I also noticed something funny that I cross-referenced with Elisabeth, showing her a few of the meals Chang features in the book—descriptive instruction with mostly quantity-less ingredients (cleverly underlined and colorized so they stick out) all tucked into meaty paragraphs.
“They’re recipes in prose form,” she said. “Is that helpful?”
I tried to answer that question by making Chang’s no-recipe recipe for shrimp with corn and potatoes, where the spuds cook with bacon, onion, and garlic then get a squirt of miso or a sprinkle of chaat masala. It’s a fun, tasty dish, with an unspoken reliance on a home cook’s existing skills to get it over the finish line. Potatoes, diced to the size shown in the photo, took way longer than the five minutes it says they need to cook, and while the bacon I used had plenty of fat, it didn’t render enough to cook the onion and potatoes like the recipe implied it would. I also found myself reverse engineering the recipe to prep things and figure out quantities.
Similarly, Chang’s microwave eggplant parm turned out like you might hope a recipe for “weeknight eggplant parm” might, but in this case it was fussier. The recipe calls for “a few” eggplants cut in half-inch thick discs, arranged on a platter and nuked for five to ten minutes. My microwave is a small but mighty GE we’ve dubbed Sparky Jr., and while microwaves can be fantastic kitchen helpers, cooking this quantity of eggplant in it was a pain in the butt. I was forced to do multiple rounds on different plates, a problem I think almost everyone trying this recipe will have. (Sparky Jr. is small, but not that small.) Eventually, though, I layered everything into a baking dish (Chang and Krishna suggest an oven-safe pot of indeterminate size) and 30 minutes later, we had a nice little dinner.

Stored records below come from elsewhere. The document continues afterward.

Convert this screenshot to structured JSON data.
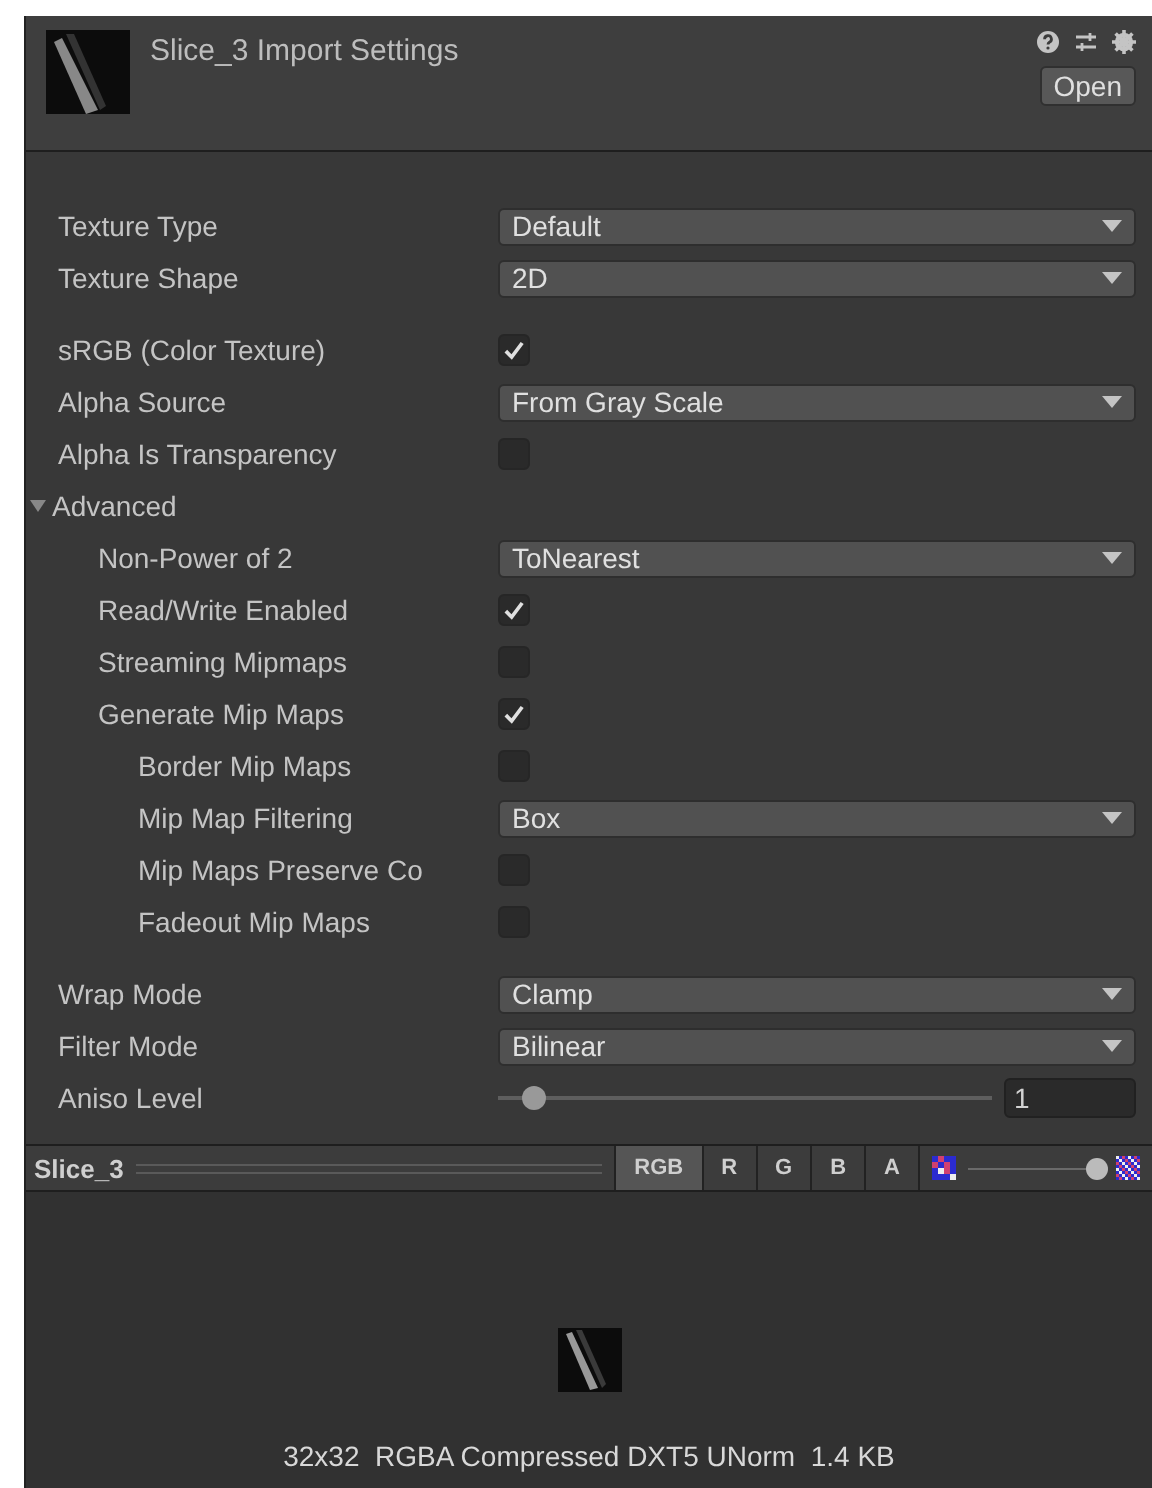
{
  "header": {
    "title": "Slice_3 Import Settings",
    "open_button": "Open"
  },
  "sections": [
    {
      "rows": [
        {
          "kind": "dropdown",
          "label": "Texture Type",
          "value": "Default"
        },
        {
          "kind": "dropdown",
          "label": "Texture Shape",
          "value": "2D"
        }
      ]
    },
    {
      "rows": [
        {
          "kind": "checkbox",
          "label": "sRGB (Color Texture)",
          "checked": true
        },
        {
          "kind": "dropdown",
          "label": "Alpha Source",
          "value": "From Gray Scale"
        },
        {
          "kind": "checkbox",
          "label": "Alpha Is Transparency",
          "checked": false
        },
        {
          "kind": "foldout",
          "label": "Advanced",
          "expanded": true,
          "children": [
            {
              "kind": "dropdown",
              "label": "Non-Power of 2",
              "value": "ToNearest"
            },
            {
              "kind": "checkbox",
              "label": "Read/Write Enabled",
              "checked": true
            },
            {
              "kind": "checkbox",
              "label": "Streaming Mipmaps",
              "checked": false
            },
            {
              "kind": "checkbox",
              "label": "Generate Mip Maps",
              "checked": true,
              "children": [
                {
                  "kind": "checkbox",
                  "label": "Border Mip Maps",
                  "checked": false
                },
                {
                  "kind": "dropdown",
                  "label": "Mip Map Filtering",
                  "value": "Box"
                },
                {
                  "kind": "checkbox",
                  "label": "Mip Maps Preserve Co",
                  "checked": false
                },
                {
                  "kind": "checkbox",
                  "label": "Fadeout Mip Maps",
                  "checked": false
                }
              ]
            }
          ]
        }
      ]
    },
    {
      "rows": [
        {
          "kind": "dropdown",
          "label": "Wrap Mode",
          "value": "Clamp"
        },
        {
          "kind": "dropdown",
          "label": "Filter Mode",
          "value": "Bilinear"
        },
        {
          "kind": "slider",
          "label": "Aniso Level",
          "level": 0.05,
          "value": "1"
        }
      ]
    }
  ],
  "preview_toolbar": {
    "name": "Slice_3",
    "channels": [
      {
        "label": "RGB",
        "selected": true
      },
      {
        "label": "R",
        "selected": false
      },
      {
        "label": "G",
        "selected": false
      },
      {
        "label": "B",
        "selected": false
      },
      {
        "label": "A",
        "selected": false
      }
    ],
    "mip_slider": {
      "level": 0.95
    }
  },
  "preview": {
    "info": "32x32  RGBA Compressed DXT5 UNorm  1.4 KB"
  }
}
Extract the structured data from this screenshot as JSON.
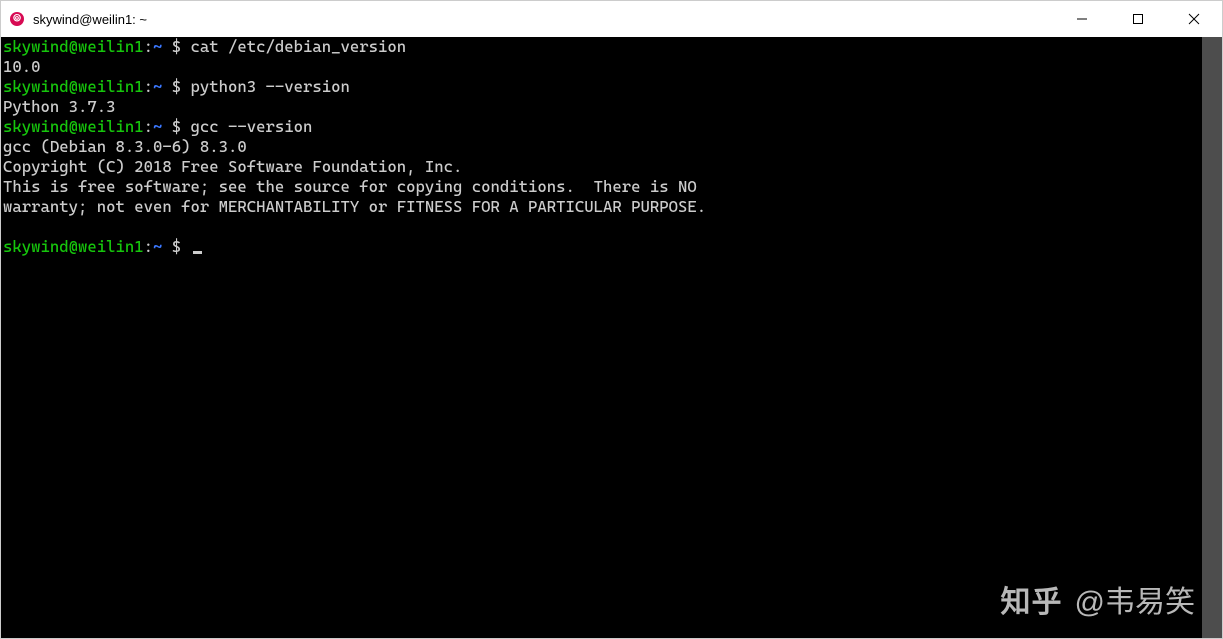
{
  "window": {
    "title": "skywind@weilin1: ~"
  },
  "prompt": {
    "user": "skywind",
    "at": "@",
    "host": "weilin1",
    "sep": ":",
    "path": "~",
    "symbol": "$"
  },
  "lines": [
    {
      "type": "cmd",
      "text": "cat /etc/debian_version"
    },
    {
      "type": "out",
      "text": "10.0"
    },
    {
      "type": "cmd",
      "text": "python3 --version"
    },
    {
      "type": "out",
      "text": "Python 3.7.3"
    },
    {
      "type": "cmd",
      "text": "gcc --version"
    },
    {
      "type": "out",
      "text": "gcc (Debian 8.3.0-6) 8.3.0"
    },
    {
      "type": "out",
      "text": "Copyright (C) 2018 Free Software Foundation, Inc."
    },
    {
      "type": "out",
      "text": "This is free software; see the source for copying conditions.  There is NO"
    },
    {
      "type": "out",
      "text": "warranty; not even for MERCHANTABILITY or FITNESS FOR A PARTICULAR PURPOSE."
    },
    {
      "type": "out",
      "text": ""
    },
    {
      "type": "cmd-empty",
      "text": ""
    }
  ],
  "watermark": {
    "logo": "知乎",
    "author": "@韦易笑"
  }
}
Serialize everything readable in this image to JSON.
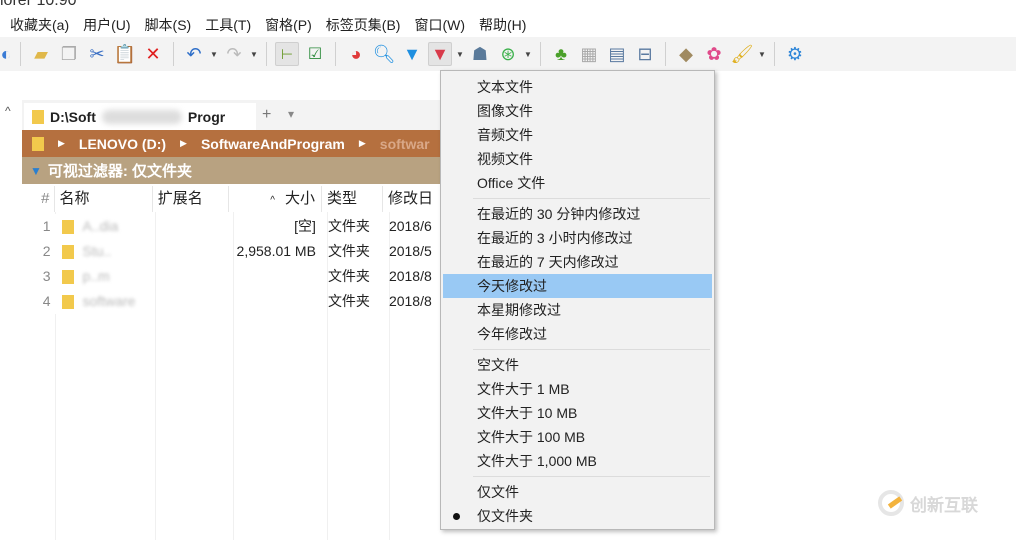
{
  "window_title": "lorer 10.90",
  "menu": [
    "收藏夹(a)",
    "用户(U)",
    "脚本(S)",
    "工具(T)",
    "窗格(P)",
    "标签页集(B)",
    "窗口(W)",
    "帮助(H)"
  ],
  "tab": {
    "label": "D:\\Soft",
    "label_end": "Progr",
    "add": "+",
    "dropdown": "▾"
  },
  "breadcrumb": [
    "LENOVO (D:)",
    "SoftwareAndProgram",
    "softwar"
  ],
  "filter": {
    "label": "可视过滤器: 仅文件夹"
  },
  "columns": {
    "num": "#",
    "name": "名称",
    "ext": "扩展名",
    "size": "大小",
    "type": "类型",
    "modified": "修改日"
  },
  "rows": [
    {
      "num": "1",
      "name": "A..dia",
      "size": "[空]",
      "type": "文件夹",
      "modified": "2018/6"
    },
    {
      "num": "2",
      "name": "Stu..",
      "size": "2,958.01 MB",
      "type": "文件夹",
      "modified": "2018/5"
    },
    {
      "num": "3",
      "name": "p..m",
      "size": "",
      "type": "文件夹",
      "modified": "2018/8"
    },
    {
      "num": "4",
      "name": "software",
      "size": "",
      "type": "文件夹",
      "modified": "2018/8"
    }
  ],
  "filter_menu": {
    "groups": [
      [
        "文本文件",
        "图像文件",
        "音频文件",
        "视频文件",
        "Office 文件"
      ],
      [
        "在最近的 30 分钟内修改过",
        "在最近的 3 小时内修改过",
        "在最近的 7 天内修改过",
        "今天修改过",
        "本星期修改过",
        "今年修改过"
      ],
      [
        "空文件",
        "文件大于 1 MB",
        "文件大于 10 MB",
        "文件大于 100 MB",
        "文件大于 1,000 MB"
      ],
      [
        "仅文件",
        "仅文件夹"
      ]
    ],
    "highlighted": "今天修改过",
    "checked": "仅文件夹"
  },
  "watermark": "创新互联"
}
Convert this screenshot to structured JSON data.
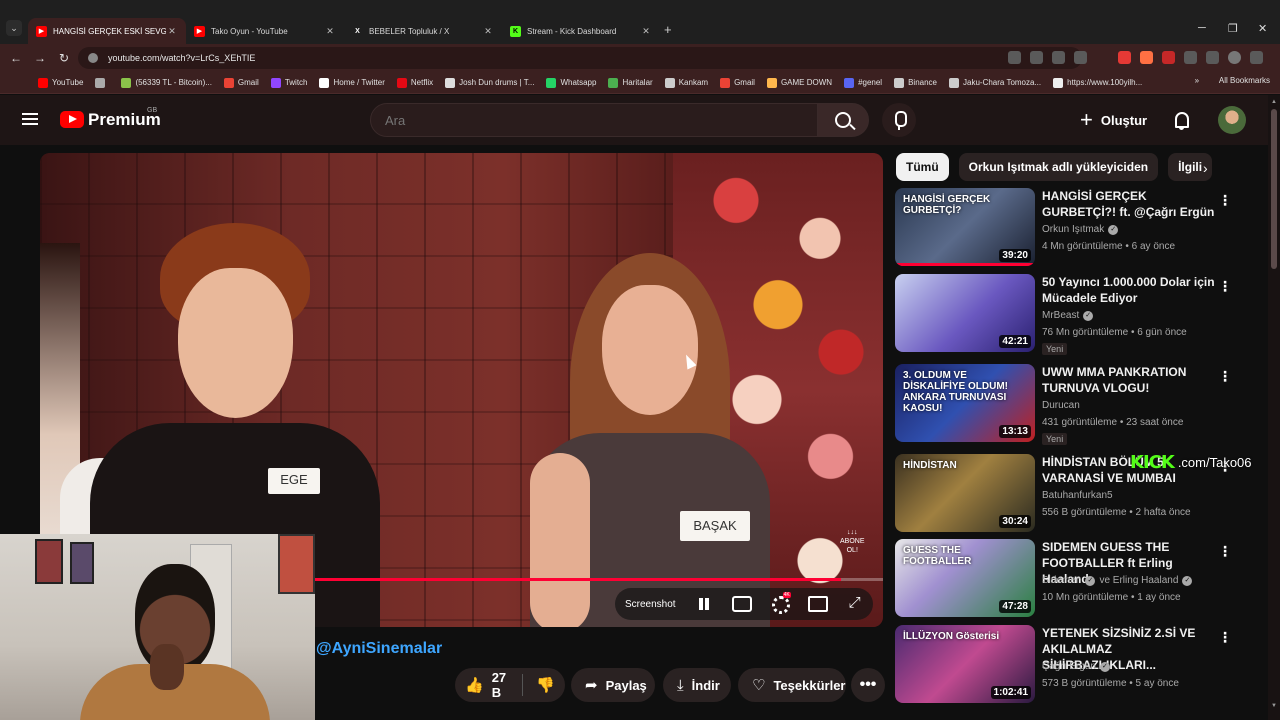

I’d had enough of this book, but just to be sure I was reading things correctly, I DMed a food writer colleague.
“I hate this ‘no-recipe’ crap,” she responded. “Recipes, when they are well written and edited, are designed to be clear instructions to get you to a specific destination. Why is that a bad thing?”
There’s a good book in here somewhere, perhaps something called David Chang’s Weeknight Cooking. But being cloaked in the no-recipe format just bogs it down.
The New York Times Cooking No-Recipe Recipes by Sam Sifton, on the other hand, is sleek and nimble. Clothbound in a dashing red and roughly the size of a thick iPad, it’s chockablock with low-effort, high-reward food. Outside of the table of contents, there are exactly four pages of text before it dives into the recipes, and three of those suggest good stuff to have in the pantry.
And those “recipes?” They’re still recipes, with a classic (super short) headnote, ingredient list, and procedure, all quite streamlined. Quantities tend to rely on your good judgment. I came to think of the book as a collection of good ideas for people in a hurry who know how to cook and just want some guidelines.
One cool evening when I didn’t want to go to the grocery store, I made anchovy butter, mushing a tin of tiny salty filets into a stick of softened butter with some minced garlic, paprika, and lemon. That got smeared on toast homemade bread, topped with a soft-boiled egg, and Elisabeth and I washed it down with a glass of cava. For a moment, the news of the world faded away and everything was good.